has a Civil War story connected to the classic Civil War raiders tale,
but it's a Northern quilt.
The maker was Prudence Wells (1830-1906), probably of Wilkesville, Ohio,
a small town east of Cincinnati and southwest of Athens.
See the quilt here:
Map of Morgan's July 1863 Raid through Ohio with Wilkesville at the arrow.
The family story: Prudence had this quilt in the frame when Brigadier General John Hunt Morgan's Confederate troops raided Indiana and Ohio in July, 1863. Morgan himself led a brigade through Wilkesville one night where they emptied stores and private storerooms, terrorized locals who had abolitionist reputations and demanded supper.
Ohioans were shocked and unprepared to be the target of Confederate troops. The local 19th-century county history tells the story:

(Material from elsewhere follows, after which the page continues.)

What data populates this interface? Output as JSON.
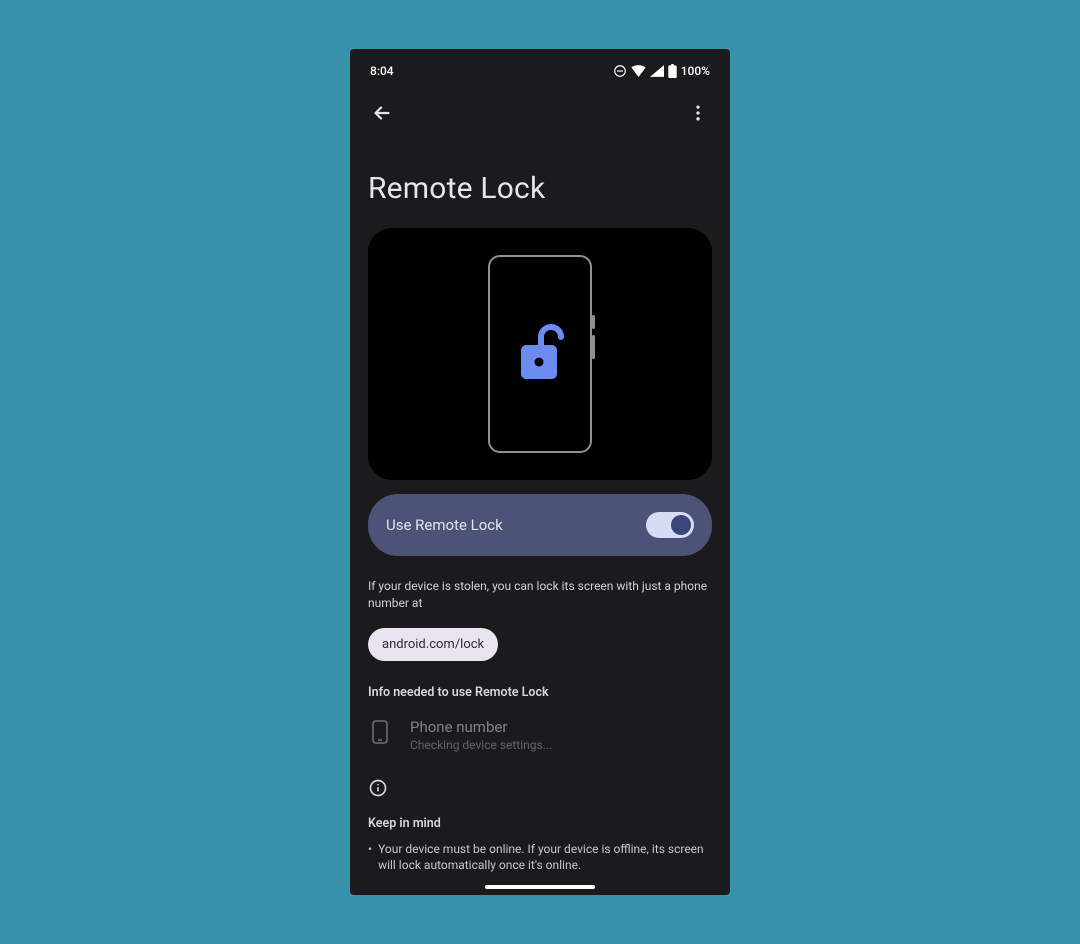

"Wilkesville had the rather equivocal honor of being in the track of the dashing raider in his brilliant but disastrous march through Southern Ohio. When it became evident that our State was really invaded, the Governor called out the militia.... Wilkesville militia were fortunate enough to get a soldier to command them...more fortunate than some of the companies which were commanded by honest farmers who had never seen a regiment in line and were captivatingly innocent of all knowledge of military tactics.... On the 17th of July, 1863, the news came to the town that the enemy was approaching on the Jackson road. It flew like wildfire, and every tongue had something to add to the tale of murder, pillage and wanton destruction. One would have thought that Gen. Morgan's army were veritable ogres, rivaling the diet of the noted...King of the Cannibal Islands.
John Hunt Morgan (1825-1864)
Morgan's dashing outfit and dare-devil reputation
inspired many a post-war cowboy.
One thing was certain, the hotly pursued fugitives wanted fresh horses, and took them wherever they could find them. The few men who were at home took their horses to the woods and remained till the invaders had departed....The girls hid their jewelry. Some of them buried it in the garden, so that it might be perfectly safe; in fact they hid it so safely that they have never been able to find it since. Bed clothing and wearing apparel were concealed where possible."Morgan was soon captured and imprisoned in the Ohio State Penitentiary from which he escaped six months later. In September, 1864 he was killed during a Union raid in Greenville, Tennessee.
Prudence's pattern is as dashing as the General with additional
shapes between the feathers or leaves.
The family history about Prudence Wells's quilt is a little confused about where she lived (Wellston? as the cataloguing information reads) but the story sounds plausible given Morgan's night in Wilkesville, where Prudence is recorded as living. The red and green applique is perfectly suited to Ohio as is the variation on the design we call Prince's Feather.
From online auctions
The basic pattern was extremely popular in the mid to late 19th century but Prudence's version is unusual.
As a block in an Ohio sampler
A common version seen in the western Virginia, Kentucky, Indiana region
sometimes called Watermelon
Library of Congress
Dedicating a statue of Morgan in his home town of Lexington, Kentucky, 1911.
Follow Morgan's Ohio raid to Wilkesville and beyond in the book Morgan’s Raid Across Ohio: The Civil War Guide by Lora Schmidt Cahill & David L Mowery.
Here's a preview: